Set up regular communication touchpoints on an as-needed basis. If a weekly stakeholder meeting helps drive clarity about what is happening in the project and keeps your stakeholders invested, it’s probably worth your time. You need touchpoints throughout the week with your project team to understand issues that have come up or support that may be needed. As a PM, you have to act as the point of contact for nearly everyone, helping to keep many people aligned as the project goes on. Do what works for you and don’t be afraid to try a few communication techniques until you find what works best.
3. Putting Quality Behind Budget or Timeline.
Project managers know that changing priorities threaten budgets, timelines, and project success. However, sometimes, even if the priorities stay the same, roadblocks can arise that will put agreed-upon budgets and timelines in jeopardy. If the budget and timeline are more of a priority than project success, the project manager has to remedy that. Nothing is more costly than delivering a half-baked project that meets timeline requirements and budget requirements. If done poorly, the project might have to be done again or not serve its intended purpose.
How to Mitigate
Be clear on expectations, manage timelines closely, and carefully plan capacity on a regular basis. You should get to a place where you can confidently say everyone is handling their workloads well and communicate quickly if anything starts to slip. It may also come down to asking for more resources such as a larger budget, more hands on the project team, or a longer timeline. It’s important to get out in front of these asks as early as possible. Don’t be afraid to use budget trackers and other tools to help keep this part of the project organized.
4. Not Bringing Everyone on the Journey.
A project is a journey. If your project team isn’t supportive of the solution, your stakeholders aren’t advocating for your team, or if the people whose roles will be changed with the project outcome aren’t aligned, your project will fail. It takes great communication, many conversations, and a lot of patience to convince everyone to come on the journey with you and your project, but it’s 100% necessary.
How to Mitigate
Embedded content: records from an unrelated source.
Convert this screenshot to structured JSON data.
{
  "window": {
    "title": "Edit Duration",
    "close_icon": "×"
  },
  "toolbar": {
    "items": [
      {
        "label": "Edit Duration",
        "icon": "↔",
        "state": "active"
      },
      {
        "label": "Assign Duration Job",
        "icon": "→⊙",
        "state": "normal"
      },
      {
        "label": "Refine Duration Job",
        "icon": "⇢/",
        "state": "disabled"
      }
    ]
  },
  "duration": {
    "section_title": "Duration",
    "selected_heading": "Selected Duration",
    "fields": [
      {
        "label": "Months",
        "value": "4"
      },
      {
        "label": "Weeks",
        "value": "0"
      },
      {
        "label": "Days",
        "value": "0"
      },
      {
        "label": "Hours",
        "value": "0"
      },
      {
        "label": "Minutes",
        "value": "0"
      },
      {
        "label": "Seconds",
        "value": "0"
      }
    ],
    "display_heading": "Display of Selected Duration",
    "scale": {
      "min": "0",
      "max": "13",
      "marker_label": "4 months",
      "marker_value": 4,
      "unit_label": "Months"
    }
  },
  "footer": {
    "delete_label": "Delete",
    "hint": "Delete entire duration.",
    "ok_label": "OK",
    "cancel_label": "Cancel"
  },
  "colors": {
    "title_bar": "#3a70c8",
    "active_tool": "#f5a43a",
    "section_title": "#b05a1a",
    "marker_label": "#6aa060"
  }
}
Many times, people are reluctant to change because they feel as if their opinion wasn’t a priority. Maybe they are concerned about how the project will impact their day job or if the project will make their lives more complicated, but by taking the time to sit down with those who are dragging their feet or seeming resistant to change, you can turn someone from a roadblock into a promoter.
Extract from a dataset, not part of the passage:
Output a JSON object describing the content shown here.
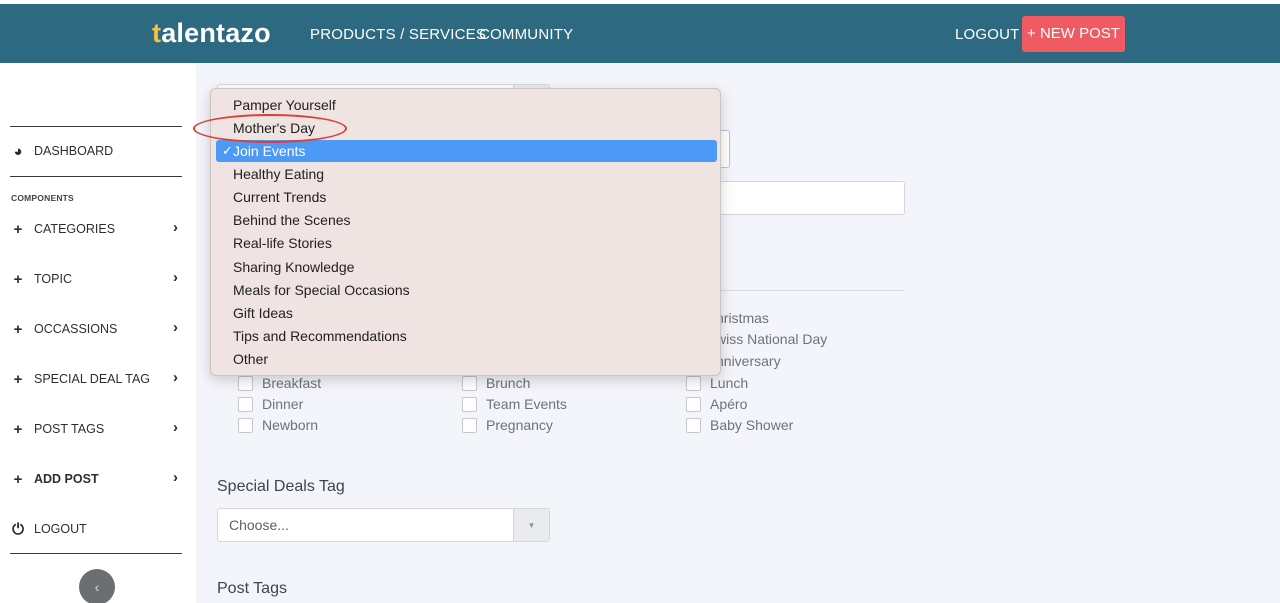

5. Becoming a Roadblock Instead of Removing Them.
Project managers are often people who are considered “the jack of all trades” and this dynamic can sometimes lead to the project managers doing the project instead of managing the project. If you’re accidentally getting in the way of a developer or engineer, you will become a source of challenges for them. It’s your job to remove roadblocks, not become one.
How to Mitigate
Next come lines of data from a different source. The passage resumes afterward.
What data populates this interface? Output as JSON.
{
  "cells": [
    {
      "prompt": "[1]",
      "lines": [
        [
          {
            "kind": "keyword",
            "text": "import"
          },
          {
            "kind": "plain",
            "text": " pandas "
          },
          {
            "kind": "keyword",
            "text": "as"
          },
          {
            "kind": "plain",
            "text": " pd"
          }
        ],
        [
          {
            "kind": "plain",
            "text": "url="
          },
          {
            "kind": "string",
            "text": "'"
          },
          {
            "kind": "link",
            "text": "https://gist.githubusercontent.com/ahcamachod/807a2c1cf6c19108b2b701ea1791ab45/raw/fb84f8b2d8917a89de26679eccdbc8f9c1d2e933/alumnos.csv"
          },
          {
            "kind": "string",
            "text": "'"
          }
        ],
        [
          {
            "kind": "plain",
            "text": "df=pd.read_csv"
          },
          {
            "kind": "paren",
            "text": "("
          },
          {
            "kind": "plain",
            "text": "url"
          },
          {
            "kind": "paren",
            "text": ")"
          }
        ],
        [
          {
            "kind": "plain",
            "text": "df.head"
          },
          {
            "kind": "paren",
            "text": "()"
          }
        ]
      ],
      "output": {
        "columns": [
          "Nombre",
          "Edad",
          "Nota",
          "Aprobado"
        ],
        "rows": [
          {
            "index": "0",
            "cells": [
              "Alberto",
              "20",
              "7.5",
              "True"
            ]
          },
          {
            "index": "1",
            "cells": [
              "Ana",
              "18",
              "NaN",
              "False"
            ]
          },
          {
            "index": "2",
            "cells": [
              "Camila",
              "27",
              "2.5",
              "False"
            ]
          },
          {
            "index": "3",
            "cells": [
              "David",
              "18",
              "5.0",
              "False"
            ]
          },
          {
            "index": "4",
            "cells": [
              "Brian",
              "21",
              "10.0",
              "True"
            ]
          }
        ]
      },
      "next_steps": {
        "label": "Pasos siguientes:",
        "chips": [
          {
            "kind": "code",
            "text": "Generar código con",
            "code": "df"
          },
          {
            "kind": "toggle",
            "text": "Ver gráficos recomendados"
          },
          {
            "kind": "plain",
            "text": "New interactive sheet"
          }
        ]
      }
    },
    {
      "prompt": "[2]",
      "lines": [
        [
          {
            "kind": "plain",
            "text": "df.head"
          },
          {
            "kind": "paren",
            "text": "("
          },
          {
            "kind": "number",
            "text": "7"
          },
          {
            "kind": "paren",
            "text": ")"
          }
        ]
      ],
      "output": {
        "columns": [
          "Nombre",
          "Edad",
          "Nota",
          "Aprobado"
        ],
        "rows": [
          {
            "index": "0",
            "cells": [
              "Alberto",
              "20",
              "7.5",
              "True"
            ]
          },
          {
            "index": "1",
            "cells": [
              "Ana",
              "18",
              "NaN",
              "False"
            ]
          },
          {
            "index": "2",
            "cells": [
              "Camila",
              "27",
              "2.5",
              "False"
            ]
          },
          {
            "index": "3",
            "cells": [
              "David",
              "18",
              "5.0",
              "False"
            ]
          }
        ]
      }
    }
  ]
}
Setting clear responsibilities within your project team is so important for everyone. This will help you stay clear on your role and allow others to gain insight on exactly what’s expected of them. Don’t be afraid to check in regularly on this topic. Check with your team, is everyone feeling as if they are able to do everything they need to? Do people have the right resources? Is anyone feeling confused about roles and responsibilities? These small check-ins can help drive alignment and make sure no one steps on each other’s toes.
Make Mistakes, Adjust, Move Forward.
No project is every mistake-free. Hitting bumps in the road, readjusting, and moving forward is what project management is about. If you’re feeling overwhelmed with a project or you’re worried that a major problem is bubbling to the surface, try and get your arms around what that problem is, ask for the help you need, and communicate clearly. Though “herding the cats” can feel like a never-ending, thankless job, you’re doing the work that many people could never be successful in, yet here you are, taking your team across the finish line. Keep going!